(Records from a data collection)
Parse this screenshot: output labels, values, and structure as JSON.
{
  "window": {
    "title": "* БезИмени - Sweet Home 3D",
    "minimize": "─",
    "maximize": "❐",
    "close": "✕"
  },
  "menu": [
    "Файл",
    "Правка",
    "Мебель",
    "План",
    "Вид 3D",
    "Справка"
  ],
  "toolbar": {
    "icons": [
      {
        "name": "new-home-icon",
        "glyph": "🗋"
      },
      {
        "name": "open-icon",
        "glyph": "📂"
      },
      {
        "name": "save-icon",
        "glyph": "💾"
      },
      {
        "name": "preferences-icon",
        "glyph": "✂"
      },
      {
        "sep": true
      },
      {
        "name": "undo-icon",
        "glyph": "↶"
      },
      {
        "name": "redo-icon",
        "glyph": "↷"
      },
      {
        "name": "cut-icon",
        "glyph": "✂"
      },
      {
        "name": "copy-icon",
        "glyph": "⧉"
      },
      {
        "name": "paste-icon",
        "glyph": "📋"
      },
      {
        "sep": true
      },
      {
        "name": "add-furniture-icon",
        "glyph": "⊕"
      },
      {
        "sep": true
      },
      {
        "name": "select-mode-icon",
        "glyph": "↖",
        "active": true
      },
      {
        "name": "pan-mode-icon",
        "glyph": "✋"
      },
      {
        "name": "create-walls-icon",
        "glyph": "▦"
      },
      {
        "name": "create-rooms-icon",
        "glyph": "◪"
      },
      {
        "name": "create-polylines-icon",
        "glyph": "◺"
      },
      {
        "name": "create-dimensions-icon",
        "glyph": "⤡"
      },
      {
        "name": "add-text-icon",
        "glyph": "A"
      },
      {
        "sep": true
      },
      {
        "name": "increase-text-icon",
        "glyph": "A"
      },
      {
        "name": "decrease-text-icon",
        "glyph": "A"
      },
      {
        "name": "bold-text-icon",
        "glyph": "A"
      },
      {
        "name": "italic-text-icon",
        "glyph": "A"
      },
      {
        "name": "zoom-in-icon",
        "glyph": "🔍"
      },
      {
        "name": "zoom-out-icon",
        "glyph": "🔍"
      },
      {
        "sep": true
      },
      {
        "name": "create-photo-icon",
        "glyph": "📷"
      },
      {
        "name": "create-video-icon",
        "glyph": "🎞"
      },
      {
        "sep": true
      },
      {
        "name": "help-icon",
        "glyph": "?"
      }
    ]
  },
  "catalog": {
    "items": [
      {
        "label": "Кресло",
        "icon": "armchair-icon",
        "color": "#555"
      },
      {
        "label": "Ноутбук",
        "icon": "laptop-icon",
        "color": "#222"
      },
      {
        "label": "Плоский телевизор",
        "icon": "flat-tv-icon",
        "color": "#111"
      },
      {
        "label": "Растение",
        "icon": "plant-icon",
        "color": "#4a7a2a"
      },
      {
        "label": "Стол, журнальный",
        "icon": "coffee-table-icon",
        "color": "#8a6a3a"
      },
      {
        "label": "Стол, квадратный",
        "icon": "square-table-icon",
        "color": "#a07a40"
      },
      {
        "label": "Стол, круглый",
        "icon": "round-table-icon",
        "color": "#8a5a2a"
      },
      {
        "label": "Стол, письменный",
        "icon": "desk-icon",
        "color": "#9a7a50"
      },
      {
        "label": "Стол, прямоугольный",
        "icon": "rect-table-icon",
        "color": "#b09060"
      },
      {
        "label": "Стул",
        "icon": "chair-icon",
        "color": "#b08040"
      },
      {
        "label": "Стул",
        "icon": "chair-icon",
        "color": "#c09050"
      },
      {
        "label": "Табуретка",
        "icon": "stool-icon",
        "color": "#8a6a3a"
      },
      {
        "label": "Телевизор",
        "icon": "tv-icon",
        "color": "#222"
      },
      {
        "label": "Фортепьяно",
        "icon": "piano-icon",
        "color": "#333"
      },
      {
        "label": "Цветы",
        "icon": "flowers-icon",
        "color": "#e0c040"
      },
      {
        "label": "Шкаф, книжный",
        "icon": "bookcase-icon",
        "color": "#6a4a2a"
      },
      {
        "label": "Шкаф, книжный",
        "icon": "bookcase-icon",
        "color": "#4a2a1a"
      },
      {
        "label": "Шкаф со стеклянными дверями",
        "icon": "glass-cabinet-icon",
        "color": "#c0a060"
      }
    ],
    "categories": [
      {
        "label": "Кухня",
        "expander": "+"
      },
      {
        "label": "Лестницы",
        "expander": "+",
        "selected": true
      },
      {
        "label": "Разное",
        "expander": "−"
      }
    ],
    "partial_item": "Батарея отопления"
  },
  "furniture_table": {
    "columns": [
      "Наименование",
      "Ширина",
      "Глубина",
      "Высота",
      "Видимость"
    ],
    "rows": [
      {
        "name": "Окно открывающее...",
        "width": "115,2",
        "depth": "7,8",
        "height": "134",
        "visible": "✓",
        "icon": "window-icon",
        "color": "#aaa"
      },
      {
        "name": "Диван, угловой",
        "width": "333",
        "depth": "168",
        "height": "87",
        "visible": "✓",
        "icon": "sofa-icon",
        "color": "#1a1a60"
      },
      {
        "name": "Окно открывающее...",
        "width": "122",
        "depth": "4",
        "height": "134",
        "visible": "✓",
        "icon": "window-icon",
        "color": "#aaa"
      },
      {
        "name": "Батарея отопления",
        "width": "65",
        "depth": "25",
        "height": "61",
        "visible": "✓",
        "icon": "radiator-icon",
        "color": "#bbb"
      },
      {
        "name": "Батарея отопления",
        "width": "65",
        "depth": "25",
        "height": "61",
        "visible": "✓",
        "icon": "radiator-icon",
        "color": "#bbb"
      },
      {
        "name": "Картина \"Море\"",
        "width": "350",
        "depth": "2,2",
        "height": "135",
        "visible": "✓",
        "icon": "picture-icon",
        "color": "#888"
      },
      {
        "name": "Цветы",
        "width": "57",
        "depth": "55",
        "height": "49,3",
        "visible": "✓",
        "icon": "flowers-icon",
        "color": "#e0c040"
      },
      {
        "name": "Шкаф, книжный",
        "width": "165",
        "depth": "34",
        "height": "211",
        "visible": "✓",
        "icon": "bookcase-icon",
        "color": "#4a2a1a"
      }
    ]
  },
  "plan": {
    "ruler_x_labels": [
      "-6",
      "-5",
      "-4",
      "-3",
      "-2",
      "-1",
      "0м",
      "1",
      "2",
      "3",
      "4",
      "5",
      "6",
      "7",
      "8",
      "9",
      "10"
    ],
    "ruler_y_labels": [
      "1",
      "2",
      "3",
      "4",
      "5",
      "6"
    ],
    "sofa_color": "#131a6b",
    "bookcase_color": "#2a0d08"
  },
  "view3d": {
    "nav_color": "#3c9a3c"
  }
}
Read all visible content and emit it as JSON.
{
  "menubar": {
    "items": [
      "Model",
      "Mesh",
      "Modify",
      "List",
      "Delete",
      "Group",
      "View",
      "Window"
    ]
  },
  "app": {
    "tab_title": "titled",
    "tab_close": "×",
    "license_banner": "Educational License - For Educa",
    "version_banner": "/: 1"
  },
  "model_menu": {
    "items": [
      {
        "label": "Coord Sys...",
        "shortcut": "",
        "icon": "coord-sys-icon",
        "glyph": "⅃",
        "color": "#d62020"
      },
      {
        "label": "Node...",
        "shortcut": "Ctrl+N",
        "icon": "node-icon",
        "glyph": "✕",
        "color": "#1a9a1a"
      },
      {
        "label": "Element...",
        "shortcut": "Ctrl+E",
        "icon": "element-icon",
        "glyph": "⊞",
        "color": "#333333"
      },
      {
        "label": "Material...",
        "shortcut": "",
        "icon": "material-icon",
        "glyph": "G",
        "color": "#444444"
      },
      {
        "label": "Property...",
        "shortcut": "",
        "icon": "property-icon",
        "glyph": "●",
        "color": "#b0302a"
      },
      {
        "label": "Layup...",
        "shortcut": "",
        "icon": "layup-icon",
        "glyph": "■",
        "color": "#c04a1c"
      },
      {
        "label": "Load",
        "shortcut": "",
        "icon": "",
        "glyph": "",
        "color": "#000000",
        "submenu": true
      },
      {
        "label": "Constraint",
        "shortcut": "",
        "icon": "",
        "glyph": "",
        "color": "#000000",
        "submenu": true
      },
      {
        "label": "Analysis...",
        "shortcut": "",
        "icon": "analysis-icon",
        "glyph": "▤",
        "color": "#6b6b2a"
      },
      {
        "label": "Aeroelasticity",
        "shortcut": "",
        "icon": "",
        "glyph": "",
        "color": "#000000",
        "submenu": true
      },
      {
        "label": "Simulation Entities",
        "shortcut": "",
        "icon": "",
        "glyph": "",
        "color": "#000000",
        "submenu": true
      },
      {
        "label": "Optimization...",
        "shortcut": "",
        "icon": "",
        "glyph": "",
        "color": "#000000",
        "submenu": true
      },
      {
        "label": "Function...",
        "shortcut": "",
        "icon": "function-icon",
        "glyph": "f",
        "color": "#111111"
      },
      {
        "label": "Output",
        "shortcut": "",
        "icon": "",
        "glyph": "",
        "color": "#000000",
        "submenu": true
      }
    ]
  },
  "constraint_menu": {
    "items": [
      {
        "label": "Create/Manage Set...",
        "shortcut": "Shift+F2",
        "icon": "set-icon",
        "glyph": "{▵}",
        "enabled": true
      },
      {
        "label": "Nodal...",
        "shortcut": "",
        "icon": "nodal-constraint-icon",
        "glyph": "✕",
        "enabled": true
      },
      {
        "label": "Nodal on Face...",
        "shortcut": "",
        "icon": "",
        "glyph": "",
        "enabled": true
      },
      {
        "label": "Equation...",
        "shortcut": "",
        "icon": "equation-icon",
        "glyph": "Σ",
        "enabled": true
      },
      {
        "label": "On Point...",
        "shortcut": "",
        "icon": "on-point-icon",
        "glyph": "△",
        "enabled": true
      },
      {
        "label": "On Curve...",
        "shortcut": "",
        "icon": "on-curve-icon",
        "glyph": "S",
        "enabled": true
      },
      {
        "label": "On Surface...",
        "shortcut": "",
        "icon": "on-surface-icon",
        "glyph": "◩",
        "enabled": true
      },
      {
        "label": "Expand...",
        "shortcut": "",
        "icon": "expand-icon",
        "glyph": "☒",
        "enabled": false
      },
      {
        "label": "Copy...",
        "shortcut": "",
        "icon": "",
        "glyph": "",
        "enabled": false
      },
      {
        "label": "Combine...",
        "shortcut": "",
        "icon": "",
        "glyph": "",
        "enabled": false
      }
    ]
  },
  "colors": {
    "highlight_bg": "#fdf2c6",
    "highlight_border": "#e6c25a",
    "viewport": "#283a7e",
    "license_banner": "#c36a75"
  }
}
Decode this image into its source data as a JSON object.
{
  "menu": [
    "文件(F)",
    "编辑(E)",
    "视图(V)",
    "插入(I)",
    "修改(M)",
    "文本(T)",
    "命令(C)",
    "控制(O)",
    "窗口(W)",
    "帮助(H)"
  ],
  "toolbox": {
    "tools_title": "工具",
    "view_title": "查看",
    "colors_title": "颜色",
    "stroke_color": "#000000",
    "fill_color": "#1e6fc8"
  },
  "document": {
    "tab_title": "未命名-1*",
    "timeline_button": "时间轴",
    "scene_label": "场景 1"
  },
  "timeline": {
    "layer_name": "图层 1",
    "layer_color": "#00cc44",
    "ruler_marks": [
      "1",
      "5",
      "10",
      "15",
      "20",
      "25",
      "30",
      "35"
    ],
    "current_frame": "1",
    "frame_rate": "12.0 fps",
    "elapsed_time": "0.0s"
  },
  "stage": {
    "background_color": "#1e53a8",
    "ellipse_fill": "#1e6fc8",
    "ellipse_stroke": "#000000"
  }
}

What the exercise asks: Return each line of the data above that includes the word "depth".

Your solution:
        "depth": "7,8",
        "depth": "168",
        "depth": "4",
        "depth": "25",
        "depth": "25",
        "depth": "2,2",
        "depth": "55",
        "depth": "34",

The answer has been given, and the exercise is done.